had access to the Banana Splits' theme song, he says. If he did not,
it couldn't be infringement of copyright as the law stands.
"Then it would be a coincidence - and coincidences do happen."
But if Bob Marley had heard the tune, "there is also always the
possibility of subconscious recollection".
BBC 1Xtra's DJ Seani B offers another possible explanation.
"It might be that Bob Marley's producer, Chris Blackwell, morphed
mainstream sounds from the era into his music to make it more
catchy. There is no evidence of this, it's just a conspiracy theory."
WHO, WHAT, WHY?
A regular feature in the BBC News Magazine - aiming to answer

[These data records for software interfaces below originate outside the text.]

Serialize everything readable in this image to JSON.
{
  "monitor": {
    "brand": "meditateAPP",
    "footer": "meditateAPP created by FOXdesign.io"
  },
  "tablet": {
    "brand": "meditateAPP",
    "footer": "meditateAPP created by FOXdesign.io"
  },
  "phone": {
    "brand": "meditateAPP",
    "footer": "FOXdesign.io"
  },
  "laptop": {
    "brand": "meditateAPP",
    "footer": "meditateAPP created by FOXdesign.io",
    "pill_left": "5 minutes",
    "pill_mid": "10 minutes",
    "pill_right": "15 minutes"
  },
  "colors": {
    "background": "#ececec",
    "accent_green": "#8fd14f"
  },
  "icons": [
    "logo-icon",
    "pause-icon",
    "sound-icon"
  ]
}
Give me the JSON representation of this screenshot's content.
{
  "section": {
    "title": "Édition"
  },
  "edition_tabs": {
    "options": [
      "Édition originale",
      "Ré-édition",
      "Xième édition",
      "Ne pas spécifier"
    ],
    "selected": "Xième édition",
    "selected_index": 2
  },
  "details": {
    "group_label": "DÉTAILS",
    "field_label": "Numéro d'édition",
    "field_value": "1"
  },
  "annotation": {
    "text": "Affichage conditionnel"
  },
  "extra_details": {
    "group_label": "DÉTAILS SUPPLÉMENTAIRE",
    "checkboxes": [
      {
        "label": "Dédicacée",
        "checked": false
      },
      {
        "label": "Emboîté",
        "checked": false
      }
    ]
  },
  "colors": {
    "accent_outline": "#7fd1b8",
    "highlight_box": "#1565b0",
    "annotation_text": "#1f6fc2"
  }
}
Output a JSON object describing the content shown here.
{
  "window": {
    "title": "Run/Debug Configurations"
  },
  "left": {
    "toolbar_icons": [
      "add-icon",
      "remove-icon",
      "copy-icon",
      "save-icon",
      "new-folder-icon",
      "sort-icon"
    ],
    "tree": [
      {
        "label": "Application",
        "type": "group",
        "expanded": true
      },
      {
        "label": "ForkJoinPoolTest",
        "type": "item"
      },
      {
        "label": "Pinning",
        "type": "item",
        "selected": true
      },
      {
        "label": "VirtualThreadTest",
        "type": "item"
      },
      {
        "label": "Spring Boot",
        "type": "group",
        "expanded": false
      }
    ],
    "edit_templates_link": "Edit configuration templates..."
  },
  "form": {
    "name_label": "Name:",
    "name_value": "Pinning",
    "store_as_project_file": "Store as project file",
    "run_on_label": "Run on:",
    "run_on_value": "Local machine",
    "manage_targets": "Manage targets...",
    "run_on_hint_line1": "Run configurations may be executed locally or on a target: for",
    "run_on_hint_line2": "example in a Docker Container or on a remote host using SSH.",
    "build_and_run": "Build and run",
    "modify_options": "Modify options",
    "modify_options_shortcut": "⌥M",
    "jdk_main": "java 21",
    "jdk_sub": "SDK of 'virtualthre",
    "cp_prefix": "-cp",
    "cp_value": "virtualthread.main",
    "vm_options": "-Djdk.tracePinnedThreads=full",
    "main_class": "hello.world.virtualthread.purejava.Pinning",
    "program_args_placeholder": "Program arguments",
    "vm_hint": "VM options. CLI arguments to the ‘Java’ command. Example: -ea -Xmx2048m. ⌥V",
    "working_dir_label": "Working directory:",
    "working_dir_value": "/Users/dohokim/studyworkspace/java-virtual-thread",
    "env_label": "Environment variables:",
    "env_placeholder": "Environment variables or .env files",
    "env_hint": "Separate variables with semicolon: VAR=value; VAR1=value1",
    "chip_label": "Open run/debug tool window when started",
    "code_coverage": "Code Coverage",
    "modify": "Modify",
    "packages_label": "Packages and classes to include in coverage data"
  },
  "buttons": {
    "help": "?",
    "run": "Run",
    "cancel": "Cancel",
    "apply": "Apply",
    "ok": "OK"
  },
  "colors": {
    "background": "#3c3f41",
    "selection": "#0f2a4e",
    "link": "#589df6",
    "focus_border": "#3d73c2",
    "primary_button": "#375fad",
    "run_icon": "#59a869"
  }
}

some of the questions behind the headlines
Having heard other Marley songs years before their commercial
release, DJ Seani B says the originals versions were different.
"There was a watering down from the real authentic reggae,
which was more drum and basic, to a more commercial style
which would appeal to the masses."
And although Jamaican music draws inspiration from a wide
spectrum of sounds - including country music and R&B - he
thinks the cuddly cartoon characters would not have been on
"He was a serious man, I very much doubt that he would have
heard of them."